Arts stimulate creativity

Question to the brain

Anjan Chatterjee, chief of neurology at the Pennsylvania Hospital in Philadelphia, USA
: This question is difficult to answer. Because how can you research that? You could test young people's creative abilities and see who becomes an artist. But they could just as easily become scientists or engineers - because they also need creativity. Only the expression of their creativity differs. It is hardly possible to define how this creativity differs itself. We are currently in the process of researching the extent to which people are creative regardless of their profession. Where are the corresponding processes in the brain? First we need to clarify the phase that we want to investigate. In the early stages of a creative process, people begin to look for a solution to a task or a question. By the way, this is not so different in art than in science. Think, for example, of artists like Picasso, who helped found cubism. He was looking for a solution to a tricky problem: to represent three dimensions in two dimensions.
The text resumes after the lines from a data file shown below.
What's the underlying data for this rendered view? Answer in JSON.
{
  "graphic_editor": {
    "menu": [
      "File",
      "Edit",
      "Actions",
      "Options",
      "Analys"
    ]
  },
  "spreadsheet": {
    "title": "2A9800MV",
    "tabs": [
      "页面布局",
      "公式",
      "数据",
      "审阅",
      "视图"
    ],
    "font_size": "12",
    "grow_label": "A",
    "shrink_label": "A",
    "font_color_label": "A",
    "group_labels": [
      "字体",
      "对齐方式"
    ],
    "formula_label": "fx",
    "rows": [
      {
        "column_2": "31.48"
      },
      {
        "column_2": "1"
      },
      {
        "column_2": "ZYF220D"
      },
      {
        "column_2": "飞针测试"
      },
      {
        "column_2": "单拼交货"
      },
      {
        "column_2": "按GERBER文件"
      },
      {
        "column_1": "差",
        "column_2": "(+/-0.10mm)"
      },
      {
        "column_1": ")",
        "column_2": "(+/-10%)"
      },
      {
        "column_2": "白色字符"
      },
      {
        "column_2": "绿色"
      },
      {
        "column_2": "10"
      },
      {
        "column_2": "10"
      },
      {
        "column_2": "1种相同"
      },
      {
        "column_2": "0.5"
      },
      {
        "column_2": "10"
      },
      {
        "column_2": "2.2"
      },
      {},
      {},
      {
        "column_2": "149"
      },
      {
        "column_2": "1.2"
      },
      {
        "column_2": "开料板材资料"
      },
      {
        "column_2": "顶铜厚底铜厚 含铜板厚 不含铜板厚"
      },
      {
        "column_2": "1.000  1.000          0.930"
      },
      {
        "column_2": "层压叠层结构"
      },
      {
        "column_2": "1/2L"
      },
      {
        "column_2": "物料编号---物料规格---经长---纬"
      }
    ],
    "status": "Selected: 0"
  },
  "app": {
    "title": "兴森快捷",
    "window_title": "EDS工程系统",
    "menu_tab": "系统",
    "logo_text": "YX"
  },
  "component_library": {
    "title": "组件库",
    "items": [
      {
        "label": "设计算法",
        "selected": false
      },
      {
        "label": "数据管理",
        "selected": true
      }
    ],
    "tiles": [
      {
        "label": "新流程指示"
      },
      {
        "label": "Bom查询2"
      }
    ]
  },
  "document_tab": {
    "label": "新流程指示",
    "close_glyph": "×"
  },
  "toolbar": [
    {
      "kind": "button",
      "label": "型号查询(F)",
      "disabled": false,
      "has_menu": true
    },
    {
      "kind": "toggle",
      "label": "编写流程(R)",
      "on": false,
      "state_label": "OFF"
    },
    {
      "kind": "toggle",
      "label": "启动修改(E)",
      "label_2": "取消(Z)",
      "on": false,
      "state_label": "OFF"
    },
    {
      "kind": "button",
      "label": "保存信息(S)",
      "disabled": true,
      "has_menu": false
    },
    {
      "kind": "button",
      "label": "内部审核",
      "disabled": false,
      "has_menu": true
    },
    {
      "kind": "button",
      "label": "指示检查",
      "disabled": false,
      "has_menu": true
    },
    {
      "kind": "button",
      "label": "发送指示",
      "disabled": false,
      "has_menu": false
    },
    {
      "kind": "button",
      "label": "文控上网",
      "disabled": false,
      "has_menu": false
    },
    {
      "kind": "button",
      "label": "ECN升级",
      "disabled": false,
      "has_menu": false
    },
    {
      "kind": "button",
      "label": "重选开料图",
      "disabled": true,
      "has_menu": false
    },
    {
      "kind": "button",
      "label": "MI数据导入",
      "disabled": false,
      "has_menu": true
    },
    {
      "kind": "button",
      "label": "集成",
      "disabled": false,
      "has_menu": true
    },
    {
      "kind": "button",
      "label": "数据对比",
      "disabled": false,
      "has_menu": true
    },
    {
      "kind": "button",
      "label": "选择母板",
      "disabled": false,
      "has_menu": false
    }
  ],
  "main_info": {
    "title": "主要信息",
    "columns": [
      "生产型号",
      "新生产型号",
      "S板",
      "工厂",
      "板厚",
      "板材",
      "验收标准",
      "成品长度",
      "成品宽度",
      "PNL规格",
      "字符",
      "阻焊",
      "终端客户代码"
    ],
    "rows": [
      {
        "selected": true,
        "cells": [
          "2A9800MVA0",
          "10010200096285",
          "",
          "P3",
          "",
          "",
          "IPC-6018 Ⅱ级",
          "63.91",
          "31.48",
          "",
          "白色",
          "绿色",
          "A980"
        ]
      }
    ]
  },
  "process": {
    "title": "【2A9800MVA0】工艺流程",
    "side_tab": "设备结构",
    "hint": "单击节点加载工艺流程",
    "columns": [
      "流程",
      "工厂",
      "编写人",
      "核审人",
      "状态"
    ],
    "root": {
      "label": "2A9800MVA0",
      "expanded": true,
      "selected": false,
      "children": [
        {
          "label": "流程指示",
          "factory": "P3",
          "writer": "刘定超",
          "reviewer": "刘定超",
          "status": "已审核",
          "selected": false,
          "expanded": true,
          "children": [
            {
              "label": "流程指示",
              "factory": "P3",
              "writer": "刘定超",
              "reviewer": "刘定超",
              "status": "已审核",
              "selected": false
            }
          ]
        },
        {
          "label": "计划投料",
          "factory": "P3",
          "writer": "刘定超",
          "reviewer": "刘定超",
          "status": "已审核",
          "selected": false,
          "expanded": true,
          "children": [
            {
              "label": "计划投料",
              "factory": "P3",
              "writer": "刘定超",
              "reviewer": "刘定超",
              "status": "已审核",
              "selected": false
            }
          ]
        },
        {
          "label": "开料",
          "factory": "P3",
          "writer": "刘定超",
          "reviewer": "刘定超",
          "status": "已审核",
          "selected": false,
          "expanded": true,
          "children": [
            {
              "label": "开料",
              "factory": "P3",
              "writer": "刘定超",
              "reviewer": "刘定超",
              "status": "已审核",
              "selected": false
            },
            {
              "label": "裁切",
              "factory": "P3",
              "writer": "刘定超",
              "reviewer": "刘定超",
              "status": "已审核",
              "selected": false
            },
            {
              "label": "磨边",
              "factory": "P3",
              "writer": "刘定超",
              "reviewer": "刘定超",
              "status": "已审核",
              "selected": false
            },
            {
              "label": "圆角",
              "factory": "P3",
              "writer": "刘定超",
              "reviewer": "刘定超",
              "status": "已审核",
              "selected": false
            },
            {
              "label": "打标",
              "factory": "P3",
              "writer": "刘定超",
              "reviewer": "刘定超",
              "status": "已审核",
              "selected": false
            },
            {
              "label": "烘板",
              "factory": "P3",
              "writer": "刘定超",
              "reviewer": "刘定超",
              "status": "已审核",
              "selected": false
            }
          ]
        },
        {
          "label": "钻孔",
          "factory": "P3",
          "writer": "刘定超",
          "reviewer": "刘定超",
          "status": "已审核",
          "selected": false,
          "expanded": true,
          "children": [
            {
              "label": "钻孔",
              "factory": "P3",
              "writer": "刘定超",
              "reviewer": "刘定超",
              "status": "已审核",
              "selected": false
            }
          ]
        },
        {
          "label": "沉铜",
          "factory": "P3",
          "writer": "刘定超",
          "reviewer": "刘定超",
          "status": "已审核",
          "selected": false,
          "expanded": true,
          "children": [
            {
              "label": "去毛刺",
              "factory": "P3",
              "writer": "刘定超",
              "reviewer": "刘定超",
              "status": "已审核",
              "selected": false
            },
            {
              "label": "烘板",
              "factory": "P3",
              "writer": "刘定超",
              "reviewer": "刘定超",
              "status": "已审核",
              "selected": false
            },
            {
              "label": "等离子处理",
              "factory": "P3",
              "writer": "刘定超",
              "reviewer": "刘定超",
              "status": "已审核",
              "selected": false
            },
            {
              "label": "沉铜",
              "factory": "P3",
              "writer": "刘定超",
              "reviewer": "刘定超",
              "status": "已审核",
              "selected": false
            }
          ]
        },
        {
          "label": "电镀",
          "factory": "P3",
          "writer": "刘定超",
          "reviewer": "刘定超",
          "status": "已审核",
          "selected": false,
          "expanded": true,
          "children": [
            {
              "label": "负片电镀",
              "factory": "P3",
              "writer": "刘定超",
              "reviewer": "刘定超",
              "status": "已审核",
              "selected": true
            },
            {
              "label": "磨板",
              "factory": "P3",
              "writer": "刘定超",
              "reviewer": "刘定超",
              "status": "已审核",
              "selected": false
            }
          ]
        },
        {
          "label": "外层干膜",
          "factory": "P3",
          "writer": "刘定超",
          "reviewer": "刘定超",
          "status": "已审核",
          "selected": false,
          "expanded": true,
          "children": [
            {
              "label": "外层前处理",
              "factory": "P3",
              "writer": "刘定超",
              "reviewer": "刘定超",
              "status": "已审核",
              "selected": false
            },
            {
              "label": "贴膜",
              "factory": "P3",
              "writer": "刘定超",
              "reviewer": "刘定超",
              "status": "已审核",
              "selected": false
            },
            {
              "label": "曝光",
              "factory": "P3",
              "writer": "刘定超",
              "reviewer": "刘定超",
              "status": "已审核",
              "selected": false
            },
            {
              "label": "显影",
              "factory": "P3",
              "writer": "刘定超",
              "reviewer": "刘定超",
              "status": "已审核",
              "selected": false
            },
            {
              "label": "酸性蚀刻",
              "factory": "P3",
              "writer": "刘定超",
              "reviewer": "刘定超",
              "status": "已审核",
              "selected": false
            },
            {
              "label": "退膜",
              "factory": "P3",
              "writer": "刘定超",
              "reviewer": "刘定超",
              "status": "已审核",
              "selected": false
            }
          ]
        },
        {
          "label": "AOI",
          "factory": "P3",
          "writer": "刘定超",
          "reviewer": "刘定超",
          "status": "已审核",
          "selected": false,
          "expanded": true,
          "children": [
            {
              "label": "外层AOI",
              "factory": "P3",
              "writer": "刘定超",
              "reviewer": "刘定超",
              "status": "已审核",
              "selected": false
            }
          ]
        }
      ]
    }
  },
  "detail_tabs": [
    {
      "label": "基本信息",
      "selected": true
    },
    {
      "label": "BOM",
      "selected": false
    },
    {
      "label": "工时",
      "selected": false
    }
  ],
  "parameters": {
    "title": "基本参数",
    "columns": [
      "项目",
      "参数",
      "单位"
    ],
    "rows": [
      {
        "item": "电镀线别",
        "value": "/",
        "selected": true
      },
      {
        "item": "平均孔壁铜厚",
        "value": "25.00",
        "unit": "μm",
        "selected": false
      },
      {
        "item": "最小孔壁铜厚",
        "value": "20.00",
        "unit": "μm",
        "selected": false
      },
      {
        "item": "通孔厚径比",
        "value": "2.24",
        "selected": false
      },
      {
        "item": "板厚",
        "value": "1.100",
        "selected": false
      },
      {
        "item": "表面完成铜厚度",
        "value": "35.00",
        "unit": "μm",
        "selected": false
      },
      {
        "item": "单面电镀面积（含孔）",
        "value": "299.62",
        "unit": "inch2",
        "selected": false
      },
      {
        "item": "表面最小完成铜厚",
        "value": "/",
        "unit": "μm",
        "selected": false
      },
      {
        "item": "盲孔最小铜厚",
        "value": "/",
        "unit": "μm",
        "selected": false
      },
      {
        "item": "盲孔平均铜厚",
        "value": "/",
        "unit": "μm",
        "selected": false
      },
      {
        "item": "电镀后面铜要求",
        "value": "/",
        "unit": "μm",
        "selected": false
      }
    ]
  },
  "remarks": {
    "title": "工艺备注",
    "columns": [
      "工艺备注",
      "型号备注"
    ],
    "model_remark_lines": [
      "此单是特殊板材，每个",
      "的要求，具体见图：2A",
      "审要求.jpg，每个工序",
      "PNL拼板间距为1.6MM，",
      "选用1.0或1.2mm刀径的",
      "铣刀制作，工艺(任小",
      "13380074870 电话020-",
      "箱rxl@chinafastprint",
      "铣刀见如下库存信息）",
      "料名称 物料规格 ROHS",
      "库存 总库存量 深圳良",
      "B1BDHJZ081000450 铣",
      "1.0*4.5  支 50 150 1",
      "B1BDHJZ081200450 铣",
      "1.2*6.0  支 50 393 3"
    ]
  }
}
This initial phase could be a vehicle through which creativity becomes visible. There are first insights into the mechanisms that take place in the brain. People often state that they need a lower level of arousal when immersed in a creative process. We observe that people often find the solution to a tricky problem when, for example, they are falling asleep or waking up, when the brain is relatively calm and they are not consciously thinking. Then they suddenly have this “aha” moment, which can actually be observed in the EEG: parallel to this moment, a specific activity is evident in the right temporal cortex. But one must not assume that creativity is at home there. It takes place in many different regions that are connected in networks. We were only able to locate this moment there, which is considered the key to creativity.

We differentiate between two forms of creativity: we need convergent creativity to find common ground for many different elements, divergent creativity describes the opposite process: when you have an object - for example a pen - and try to do as many different things as possible with it . While the right temporal cortex seems to be important for the aha moment as part of the convergent creativity, we have observed that an inhibition of the left frontal cortex often supports the divergent creativity. We know this from our clinical experience: Patients with frontotemporal dementia, a disease related to Alzheimer's, often discover their creative streak at a certain stage and, for example, start painting. The disease attacks parts of your frontal cortex.

So maybe the frontal cortex is blocking other regions in the brain that would allow more artistic creativity. Transcranial magnetic stimulation can suppress external neural activity. Test subjects whose left frontal cortex was inhibited with it painted more creative pictures in the experiment than without the stimulation. Do artists have a more creative brain? I rather suspect that particularly creative people can deliberately slow down this part of the brain.

As you can see, we don't know too much about creativity. Experimentally researching these processes in the brain is difficult, because you have to artificially create creative moments.

recorded by Eva Wolfangel